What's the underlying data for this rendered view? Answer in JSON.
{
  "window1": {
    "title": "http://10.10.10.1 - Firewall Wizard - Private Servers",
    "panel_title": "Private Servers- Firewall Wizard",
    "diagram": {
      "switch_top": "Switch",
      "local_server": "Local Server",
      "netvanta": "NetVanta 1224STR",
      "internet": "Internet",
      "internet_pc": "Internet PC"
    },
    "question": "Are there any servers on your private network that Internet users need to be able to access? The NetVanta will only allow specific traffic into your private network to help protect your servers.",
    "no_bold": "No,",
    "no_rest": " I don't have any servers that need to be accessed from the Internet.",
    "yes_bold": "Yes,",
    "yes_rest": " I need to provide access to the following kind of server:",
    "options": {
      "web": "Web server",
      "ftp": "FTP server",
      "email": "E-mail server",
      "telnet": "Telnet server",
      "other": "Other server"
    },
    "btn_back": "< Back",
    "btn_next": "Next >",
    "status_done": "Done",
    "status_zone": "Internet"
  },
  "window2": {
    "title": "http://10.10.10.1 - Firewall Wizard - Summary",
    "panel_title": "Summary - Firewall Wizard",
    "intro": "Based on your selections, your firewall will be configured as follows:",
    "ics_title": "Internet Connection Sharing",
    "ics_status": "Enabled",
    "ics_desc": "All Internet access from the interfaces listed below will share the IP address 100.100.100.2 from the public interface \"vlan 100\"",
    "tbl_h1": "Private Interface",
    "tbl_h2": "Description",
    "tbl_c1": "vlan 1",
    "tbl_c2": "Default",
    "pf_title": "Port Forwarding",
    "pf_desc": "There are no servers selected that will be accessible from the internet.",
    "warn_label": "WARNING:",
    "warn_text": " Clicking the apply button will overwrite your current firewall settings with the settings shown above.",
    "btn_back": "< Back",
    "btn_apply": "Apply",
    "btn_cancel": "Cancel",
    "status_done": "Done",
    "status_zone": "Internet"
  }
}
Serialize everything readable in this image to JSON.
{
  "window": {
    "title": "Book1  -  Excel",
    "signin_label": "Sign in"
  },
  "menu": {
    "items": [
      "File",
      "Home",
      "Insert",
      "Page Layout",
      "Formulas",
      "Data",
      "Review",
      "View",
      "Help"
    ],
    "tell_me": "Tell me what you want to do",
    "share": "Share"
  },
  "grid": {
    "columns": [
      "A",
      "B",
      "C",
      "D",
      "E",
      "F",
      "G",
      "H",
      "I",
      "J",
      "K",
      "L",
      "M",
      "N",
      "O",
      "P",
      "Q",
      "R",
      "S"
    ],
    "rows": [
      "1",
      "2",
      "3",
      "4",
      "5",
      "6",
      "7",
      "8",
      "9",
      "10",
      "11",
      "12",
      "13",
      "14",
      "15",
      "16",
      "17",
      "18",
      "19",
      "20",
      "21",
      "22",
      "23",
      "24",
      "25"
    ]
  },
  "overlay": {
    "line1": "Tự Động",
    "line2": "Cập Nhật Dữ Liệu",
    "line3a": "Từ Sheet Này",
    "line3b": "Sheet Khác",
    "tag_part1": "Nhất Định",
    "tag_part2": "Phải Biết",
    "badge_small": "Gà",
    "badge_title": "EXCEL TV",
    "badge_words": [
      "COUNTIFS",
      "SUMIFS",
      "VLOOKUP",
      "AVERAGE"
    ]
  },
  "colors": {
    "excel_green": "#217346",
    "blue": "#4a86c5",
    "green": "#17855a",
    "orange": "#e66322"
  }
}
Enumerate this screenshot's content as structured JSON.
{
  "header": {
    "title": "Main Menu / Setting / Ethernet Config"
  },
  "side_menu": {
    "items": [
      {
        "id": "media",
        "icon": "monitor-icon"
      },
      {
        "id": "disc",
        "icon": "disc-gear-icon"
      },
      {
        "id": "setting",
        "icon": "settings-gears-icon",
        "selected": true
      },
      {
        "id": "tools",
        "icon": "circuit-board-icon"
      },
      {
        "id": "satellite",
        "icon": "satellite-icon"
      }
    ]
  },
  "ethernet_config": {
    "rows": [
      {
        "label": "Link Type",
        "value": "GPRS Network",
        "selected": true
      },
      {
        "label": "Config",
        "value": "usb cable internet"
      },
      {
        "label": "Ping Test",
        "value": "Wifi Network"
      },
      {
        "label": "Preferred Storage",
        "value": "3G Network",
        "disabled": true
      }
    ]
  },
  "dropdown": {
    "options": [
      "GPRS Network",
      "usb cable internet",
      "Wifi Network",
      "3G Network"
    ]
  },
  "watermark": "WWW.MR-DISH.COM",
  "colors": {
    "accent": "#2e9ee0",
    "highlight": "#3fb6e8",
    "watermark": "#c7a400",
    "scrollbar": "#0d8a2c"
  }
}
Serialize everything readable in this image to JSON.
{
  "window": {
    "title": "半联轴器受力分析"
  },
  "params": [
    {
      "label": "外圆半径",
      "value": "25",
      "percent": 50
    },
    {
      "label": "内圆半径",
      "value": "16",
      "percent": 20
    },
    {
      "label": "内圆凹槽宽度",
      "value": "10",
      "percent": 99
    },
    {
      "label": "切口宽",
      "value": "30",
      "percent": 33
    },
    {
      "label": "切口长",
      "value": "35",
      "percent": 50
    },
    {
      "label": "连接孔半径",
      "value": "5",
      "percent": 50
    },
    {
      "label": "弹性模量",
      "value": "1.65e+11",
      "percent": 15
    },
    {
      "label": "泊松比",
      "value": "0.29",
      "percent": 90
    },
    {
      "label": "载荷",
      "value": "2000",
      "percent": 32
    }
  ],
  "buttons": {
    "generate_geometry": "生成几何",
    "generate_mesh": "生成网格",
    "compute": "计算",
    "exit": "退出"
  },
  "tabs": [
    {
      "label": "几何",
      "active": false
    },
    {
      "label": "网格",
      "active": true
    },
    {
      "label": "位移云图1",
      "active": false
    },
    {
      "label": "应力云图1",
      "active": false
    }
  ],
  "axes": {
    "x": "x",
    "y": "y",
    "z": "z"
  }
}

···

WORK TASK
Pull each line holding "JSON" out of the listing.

ANSWER BOX
What's the underlying data for this rendered view? Answer in JSON.
Serialize everything readable in this image to JSON.
Enumerate this screenshot's content as structured JSON.
Serialize everything readable in this image to JSON.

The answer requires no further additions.